Forum: texts Subject: Concerned about this new format

As I have suggested in previous posts, everyone should spend the time and watch the full video below. It requires a few minutes but answers many questions. It is also useful to follow the links and understand the driving forces behind things.

https://archive.org/details/BuildingLibrariesTogether20141028?start=1418

On the positive side, there have been several excellent user submitted work-arounds. My thanks to those of you who post them.

Reply [edit]

Poster: garthus1 Date: Apr 22, 2015 10:43pm
Forum: texts Subject: Re: Hate this new format

Do Customers Really Know What They Want?

Alexis,

This will only be an abbreviated response. Actually, I have written something much more comprehensive but it is not completed as of yet. I have owned businesses for most of my life and I think that I have a good understanding of the customer or user perspective. I have also been involved in Academia for over 20 years; this (academia) was not a good experience. If they were the types of 'power users' which you interviewed, than I am not surprised that the interface works and looks the way that it does. The hallmark of academia is impracticality, know-it-all-ism, and definitely not the desire to produce optimal results. Education today functions in the 21st century using 18th century pedagogy (with some wonderful exceptions ... but not enough). They are the last people that I would ask for such advice. The content that I have put up on the Archive was done with spare time stolen from sleep and with a desire to produce the best items possible. No government or state funding here nor deep pockets-donors, so I was forced to innovate and be creative (even with my time). In the future the intention on my part is to have at least two full-time workers putting up content so I can transfer my physical collection to the Archive.. I really think that significant improvements could be made in the site concerning how items are placed into the Archive. If it were not for the collection pages I would have put up my own Archive for these items and I think that at least a 30% savings in wasted time could have been achieved … but I saw no reason to try to duplicate what the Archive is doing so I am willing to tolerate the time-wasting. However if I had to use the newer interface to upload items, that would have been too much wasted time. As I get older I become increasing less tolerant of wasting time and people who design systems that waste my time. If I can save 1/10 of a second of someone’s time on my website, I will do it even at some cost to myself. It seems to me that too many web-site developers often only make one's experience more wasteful as they create so-called improvements in sites.

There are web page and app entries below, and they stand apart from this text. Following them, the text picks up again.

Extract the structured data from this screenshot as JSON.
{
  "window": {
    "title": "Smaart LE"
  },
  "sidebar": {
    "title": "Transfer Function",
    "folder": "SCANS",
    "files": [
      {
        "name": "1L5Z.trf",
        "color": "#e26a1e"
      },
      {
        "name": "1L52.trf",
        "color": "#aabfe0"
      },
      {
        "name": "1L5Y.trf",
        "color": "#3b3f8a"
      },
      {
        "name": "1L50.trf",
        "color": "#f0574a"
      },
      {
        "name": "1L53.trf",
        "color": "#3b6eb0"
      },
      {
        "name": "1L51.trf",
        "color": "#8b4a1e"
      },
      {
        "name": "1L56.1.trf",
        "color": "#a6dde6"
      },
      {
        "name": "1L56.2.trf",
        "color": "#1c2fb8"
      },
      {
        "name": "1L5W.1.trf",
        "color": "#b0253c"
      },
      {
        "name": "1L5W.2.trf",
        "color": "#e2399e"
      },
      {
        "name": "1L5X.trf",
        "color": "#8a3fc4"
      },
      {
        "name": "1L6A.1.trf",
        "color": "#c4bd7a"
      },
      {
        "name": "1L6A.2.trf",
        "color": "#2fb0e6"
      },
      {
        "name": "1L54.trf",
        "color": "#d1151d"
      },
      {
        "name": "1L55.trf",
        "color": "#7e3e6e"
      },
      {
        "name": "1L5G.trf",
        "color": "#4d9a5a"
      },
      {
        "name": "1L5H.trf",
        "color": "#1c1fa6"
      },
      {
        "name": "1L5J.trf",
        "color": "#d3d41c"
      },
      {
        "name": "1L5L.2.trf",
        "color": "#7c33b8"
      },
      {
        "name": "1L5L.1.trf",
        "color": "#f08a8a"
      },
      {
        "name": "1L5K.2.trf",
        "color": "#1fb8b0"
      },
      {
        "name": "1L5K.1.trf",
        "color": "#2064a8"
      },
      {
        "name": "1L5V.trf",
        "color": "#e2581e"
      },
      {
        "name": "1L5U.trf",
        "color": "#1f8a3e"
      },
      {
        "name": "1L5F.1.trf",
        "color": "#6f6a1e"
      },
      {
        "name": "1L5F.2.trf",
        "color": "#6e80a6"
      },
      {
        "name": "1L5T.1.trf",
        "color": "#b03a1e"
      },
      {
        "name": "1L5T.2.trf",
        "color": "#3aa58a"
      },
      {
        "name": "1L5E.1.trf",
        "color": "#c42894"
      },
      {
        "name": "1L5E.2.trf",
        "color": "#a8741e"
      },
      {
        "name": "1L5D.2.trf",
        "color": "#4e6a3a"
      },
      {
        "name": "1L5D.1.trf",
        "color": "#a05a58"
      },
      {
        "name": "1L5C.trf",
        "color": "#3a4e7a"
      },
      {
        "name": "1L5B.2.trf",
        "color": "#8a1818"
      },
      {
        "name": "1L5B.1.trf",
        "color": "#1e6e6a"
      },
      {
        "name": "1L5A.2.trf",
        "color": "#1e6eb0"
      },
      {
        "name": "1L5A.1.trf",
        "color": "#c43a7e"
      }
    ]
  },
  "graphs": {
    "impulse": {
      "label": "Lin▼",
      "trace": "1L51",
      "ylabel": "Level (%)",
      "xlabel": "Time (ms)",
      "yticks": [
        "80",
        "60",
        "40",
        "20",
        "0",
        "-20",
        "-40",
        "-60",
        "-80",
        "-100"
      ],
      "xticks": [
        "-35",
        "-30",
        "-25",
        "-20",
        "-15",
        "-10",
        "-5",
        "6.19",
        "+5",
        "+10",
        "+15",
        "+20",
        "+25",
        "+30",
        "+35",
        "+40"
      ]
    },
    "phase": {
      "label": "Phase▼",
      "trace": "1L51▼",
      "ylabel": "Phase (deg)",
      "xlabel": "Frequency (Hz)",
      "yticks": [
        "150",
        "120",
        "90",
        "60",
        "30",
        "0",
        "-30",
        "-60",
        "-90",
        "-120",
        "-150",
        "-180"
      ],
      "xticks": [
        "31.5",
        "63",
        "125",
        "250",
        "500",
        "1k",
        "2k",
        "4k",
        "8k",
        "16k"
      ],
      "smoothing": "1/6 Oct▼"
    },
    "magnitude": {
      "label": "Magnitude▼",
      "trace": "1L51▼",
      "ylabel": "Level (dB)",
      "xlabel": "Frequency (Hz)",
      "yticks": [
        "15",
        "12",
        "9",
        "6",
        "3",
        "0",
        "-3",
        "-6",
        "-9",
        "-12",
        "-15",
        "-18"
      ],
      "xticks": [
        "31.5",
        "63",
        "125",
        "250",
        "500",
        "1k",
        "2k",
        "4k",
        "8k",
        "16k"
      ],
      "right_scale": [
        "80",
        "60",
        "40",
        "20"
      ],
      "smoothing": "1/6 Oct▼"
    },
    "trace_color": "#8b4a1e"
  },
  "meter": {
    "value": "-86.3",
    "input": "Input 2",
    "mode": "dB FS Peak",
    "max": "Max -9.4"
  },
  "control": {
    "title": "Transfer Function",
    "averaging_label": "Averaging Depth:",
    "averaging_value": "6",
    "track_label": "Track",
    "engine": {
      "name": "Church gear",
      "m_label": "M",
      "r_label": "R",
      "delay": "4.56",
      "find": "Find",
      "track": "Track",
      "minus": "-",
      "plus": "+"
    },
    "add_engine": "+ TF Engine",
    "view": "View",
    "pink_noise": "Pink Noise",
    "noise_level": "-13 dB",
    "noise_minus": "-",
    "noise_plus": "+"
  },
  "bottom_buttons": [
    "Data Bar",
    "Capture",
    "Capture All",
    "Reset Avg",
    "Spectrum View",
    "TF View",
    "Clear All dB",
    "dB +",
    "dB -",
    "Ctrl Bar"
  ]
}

In closing … users in many cases do not really know what is better and often are impressed with what they believe or think looks better. This is why such surveys all must be taken with a grain-of-salt. I can show you what works better with bench-marking and I assure you that many of these so-called improvements have only increased the time it takes to upload and create items. Yes, we must be sensitive to what customers or users think they want … but we must also strive to make things work better and not waste people's time … this is what is called Optimization; and this is what actually drives Progress, Innovation, and System Usability.

Thank you,

Gerry 23 April 2015